(Material provided)

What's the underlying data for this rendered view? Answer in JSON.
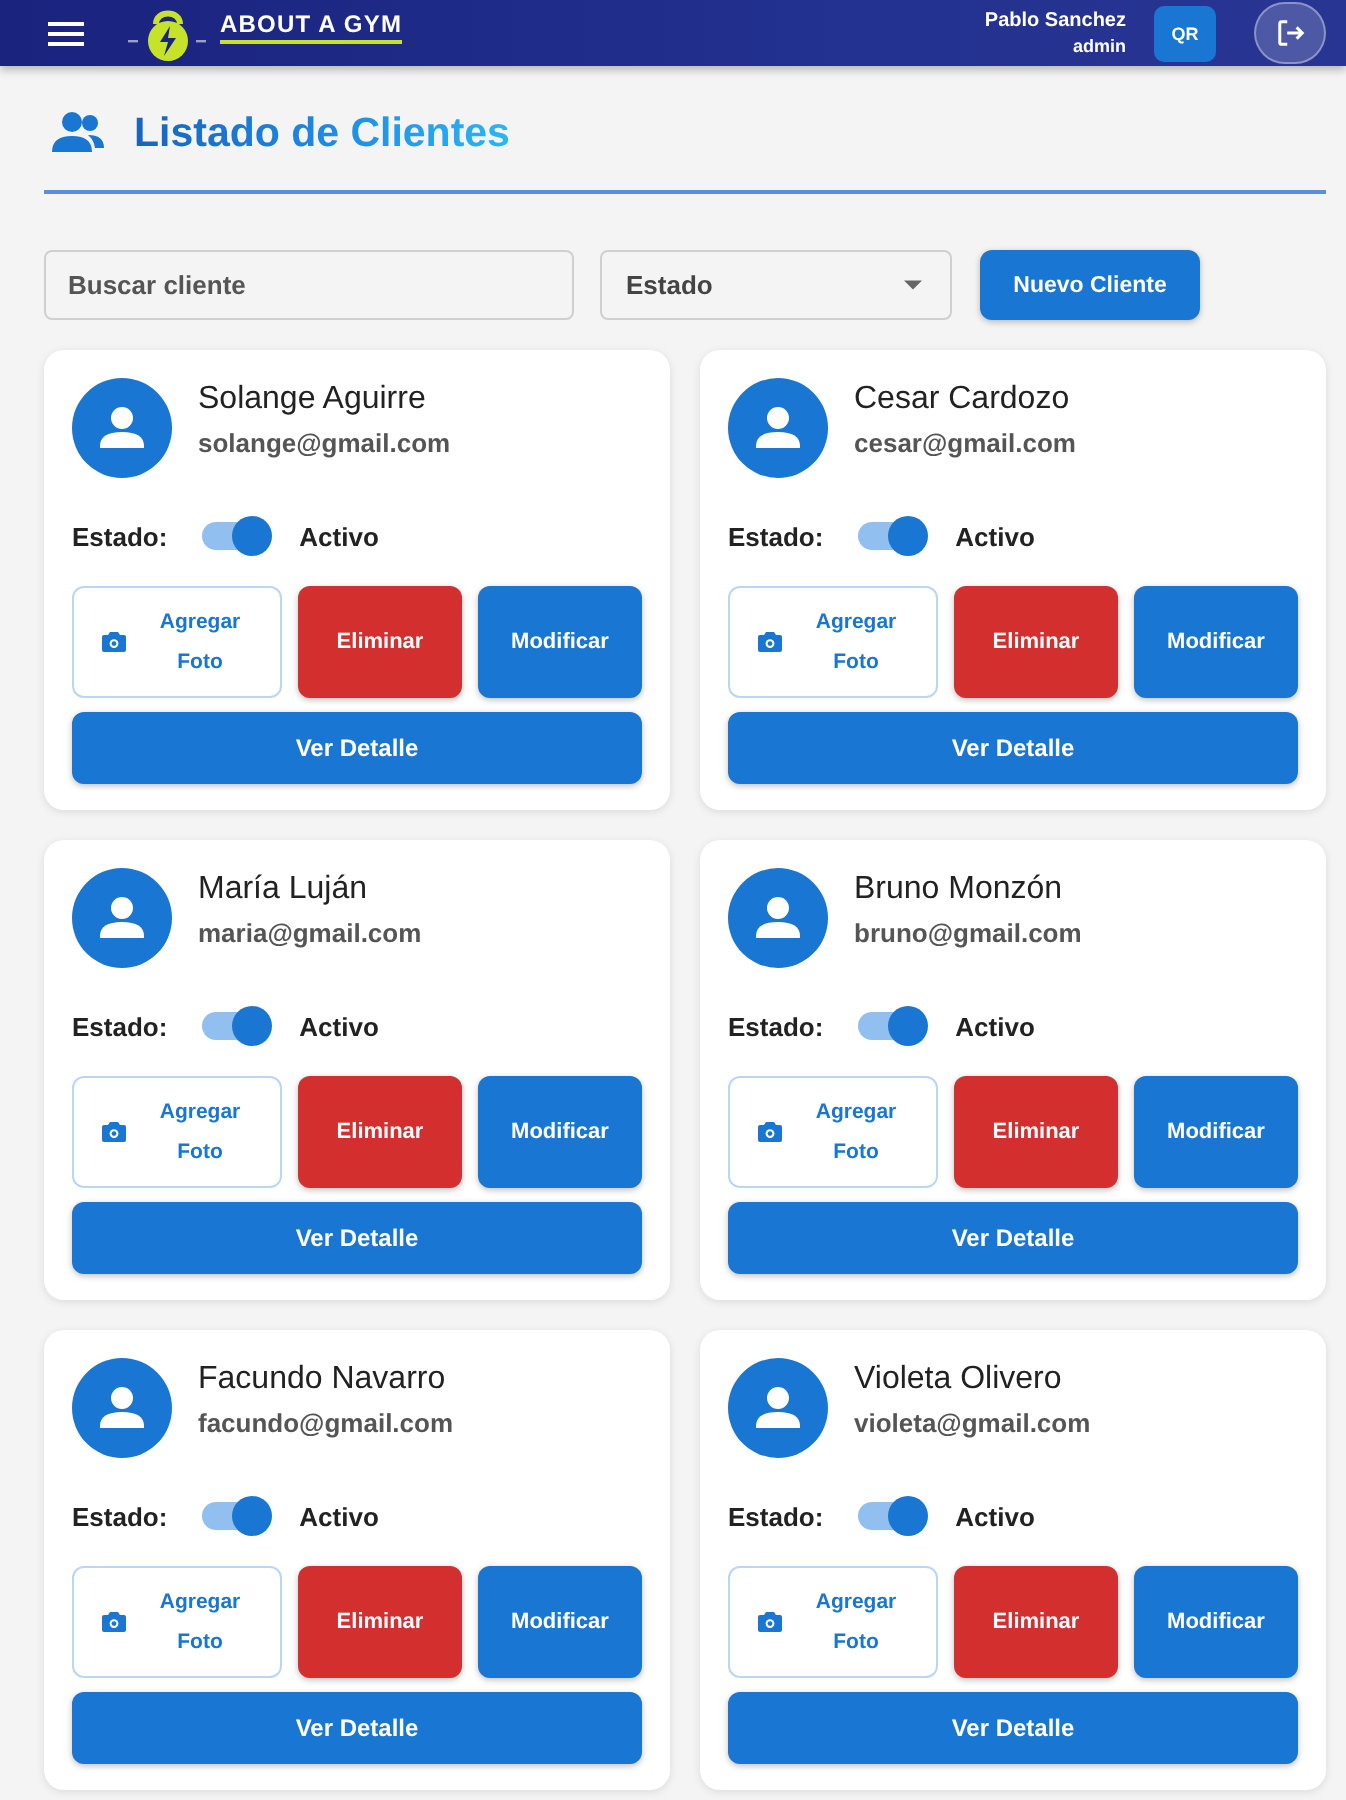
{
  "header": {
    "logo_text": "ABOUT A GYM",
    "user_name": "Pablo Sanchez",
    "user_role": "admin",
    "qr_button": "QR"
  },
  "title": "Listado de Clientes",
  "filters": {
    "search": {
      "placeholder": "Buscar cliente"
    },
    "status_select": {
      "label": "Estado"
    },
    "new_button": "Nuevo Cliente"
  },
  "clients": [
    {
      "name": "Solange Aguirre",
      "email": "solange@gmail.com",
      "status_label": "Estado:",
      "active": true,
      "status_text": "Activo",
      "photo_button": "Agregar Foto",
      "delete_button": "Eliminar",
      "edit_button": "Modificar",
      "detail_button": "Ver Detalle"
    },
    {
      "name": "Cesar Cardozo",
      "email": "cesar@gmail.com",
      "status_label": "Estado:",
      "active": true,
      "status_text": "Activo",
      "photo_button": "Agregar Foto",
      "delete_button": "Eliminar",
      "edit_button": "Modificar",
      "detail_button": "Ver Detalle"
    },
    {
      "name": "María Luján",
      "email": "maria@gmail.com",
      "status_label": "Estado:",
      "active": true,
      "status_text": "Activo",
      "photo_button": "Agregar Foto",
      "delete_button": "Eliminar",
      "edit_button": "Modificar",
      "detail_button": "Ver Detalle"
    },
    {
      "name": "Bruno Monzón",
      "email": "bruno@gmail.com",
      "status_label": "Estado:",
      "active": true,
      "status_text": "Activo",
      "photo_button": "Agregar Foto",
      "delete_button": "Eliminar",
      "edit_button": "Modificar",
      "detail_button": "Ver Detalle"
    },
    {
      "name": "Facundo Navarro",
      "email": "facundo@gmail.com",
      "status_label": "Estado:",
      "active": true,
      "status_text": "Activo",
      "photo_button": "Agregar Foto",
      "delete_button": "Eliminar",
      "edit_button": "Modificar",
      "detail_button": "Ver Detalle"
    },
    {
      "name": "Violeta Olivero",
      "email": "violeta@gmail.com",
      "status_label": "Estado:",
      "active": true,
      "status_text": "Activo",
      "photo_button": "Agregar Foto",
      "delete_button": "Eliminar",
      "edit_button": "Modificar",
      "detail_button": "Ver Detalle"
    }
  ]
}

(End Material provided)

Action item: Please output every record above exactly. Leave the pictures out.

Task response:
What's the underlying data for this rendered view? Answer in JSON.
{
  "header": {
    "logo_text": "ABOUT A GYM",
    "user_name": "Pablo Sanchez",
    "user_role": "admin",
    "qr_button": "QR"
  },
  "title": "Listado de Clientes",
  "filters": {
    "search": {
      "placeholder": "Buscar cliente"
    },
    "status_select": {
      "label": "Estado"
    },
    "new_button": "Nuevo Cliente"
  },
  "clients": [
    {
      "name": "Solange Aguirre",
      "email": "solange@gmail.com",
      "status_label": "Estado:",
      "active": true,
      "status_text": "Activo",
      "photo_button": "Agregar Foto",
      "delete_button": "Eliminar",
      "edit_button": "Modificar",
      "detail_button": "Ver Detalle"
    },
    {
      "name": "Cesar Cardozo",
      "email": "cesar@gmail.com",
      "status_label": "Estado:",
      "active": true,
      "status_text": "Activo",
      "photo_button": "Agregar Foto",
      "delete_button": "Eliminar",
      "edit_button": "Modificar",
      "detail_button": "Ver Detalle"
    },
    {
      "name": "María Luján",
      "email": "maria@gmail.com",
      "status_label": "Estado:",
      "active": true,
      "status_text": "Activo",
      "photo_button": "Agregar Foto",
      "delete_button": "Eliminar",
      "edit_button": "Modificar",
      "detail_button": "Ver Detalle"
    },
    {
      "name": "Bruno Monzón",
      "email": "bruno@gmail.com",
      "status_label": "Estado:",
      "active": true,
      "status_text": "Activo",
      "photo_button": "Agregar Foto",
      "delete_button": "Eliminar",
      "edit_button": "Modificar",
      "detail_button": "Ver Detalle"
    },
    {
      "name": "Facundo Navarro",
      "email": "facundo@gmail.com",
      "status_label": "Estado:",
      "active": true,
      "status_text": "Activo",
      "photo_button": "Agregar Foto",
      "delete_button": "Eliminar",
      "edit_button": "Modificar",
      "detail_button": "Ver Detalle"
    },
    {
      "name": "Violeta Olivero",
      "email": "violeta@gmail.com",
      "status_label": "Estado:",
      "active": true,
      "status_text": "Activo",
      "photo_button": "Agregar Foto",
      "delete_button": "Eliminar",
      "edit_button": "Modificar",
      "detail_button": "Ver Detalle"
    }
  ]
}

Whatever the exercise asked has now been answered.